Citation: Lin Quan, John Heidemann, and Yuri Pradkin. When the Internet Sleeps: Correlating Diurnal Networks With External Factors. In Proceedings of the ACM Internet Measurement Conference, p. to appear. Vancouver, BC, Canada, ACM. November, 2014.

All data in this paper is available to researchers at no cost, and source code to our analysis tools is available on request; see our diurnal datasets webpage.

This work is partly supported by DHS S&T, Cyber Security division, agreement FA8750-12-2-0344 (under AFRL) and N66001-13-C-3001 (under SPAWAR).  The views contained
herein are those of the authors and do not necessarily represent those of DHS or the U.S. Government.  This work was classified by USC’s IRB as non-human subjects research (IIR00001648).

Categories
Publications Technical Report

new technical report “Web-scale Content Reuse Detection (extended)”

We released a new technical report “Web-scale Content Reuse Detection (extended)”, ISI-TR-2014-692, available at http://www.isi.edu/publications/trpublic/files/tr-692.pdf.

From the abstract:

Discovering the amount of chunk-level duplication in Geocities (2008/2009, 97M chunks, Fig. 11).
Discovering the amount of chunk-level duplication in Geocities (2008/2009, 97M chunks, Fig. 11).

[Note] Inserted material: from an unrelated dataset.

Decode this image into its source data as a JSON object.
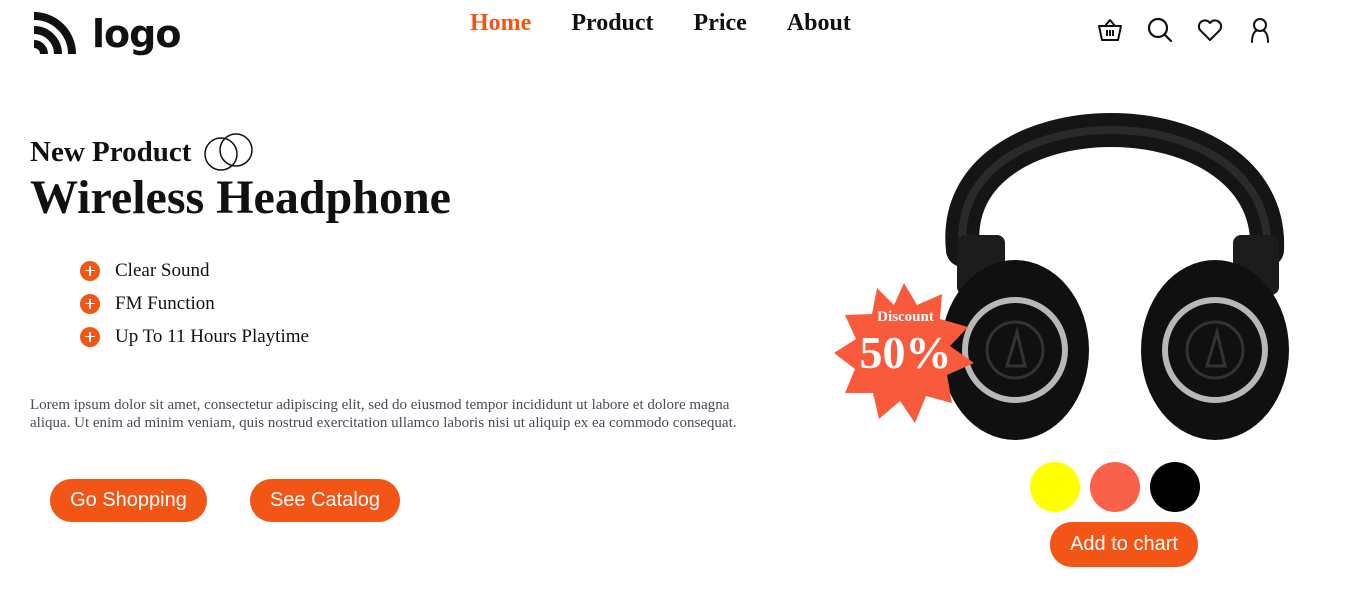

With the vast amount of accessible, online content, it is not surprising that unscrupulous entities “borrow” from the web to provide filler for advertisements, link farms, and spam and make a quick profit. Our insight is that cryptographic hashing and fingerprinting can efficiently identify content reuse for web-size corpora. We develop two related algorithms, one to automatically discover previously unknown duplicate content in the web, and the second to detect copies of discovered or manually identified content in the web. Our detection can also bad neighborhoods, clusters of pages where copied content is frequent. We verify our approach with controlled experiments with two large datasets: a Common Crawl subset the web, and a copy of Geocities, an older set of user-provided web content. We then demonstrate that we can discover otherwise unknown examples of duplication for spam, and detect both discovered and expert-identified content in these large datasets. Utilizing an original copy of Wikipedia as identified content, we find 40 sites that reuse this content, 86% for commercial benefit.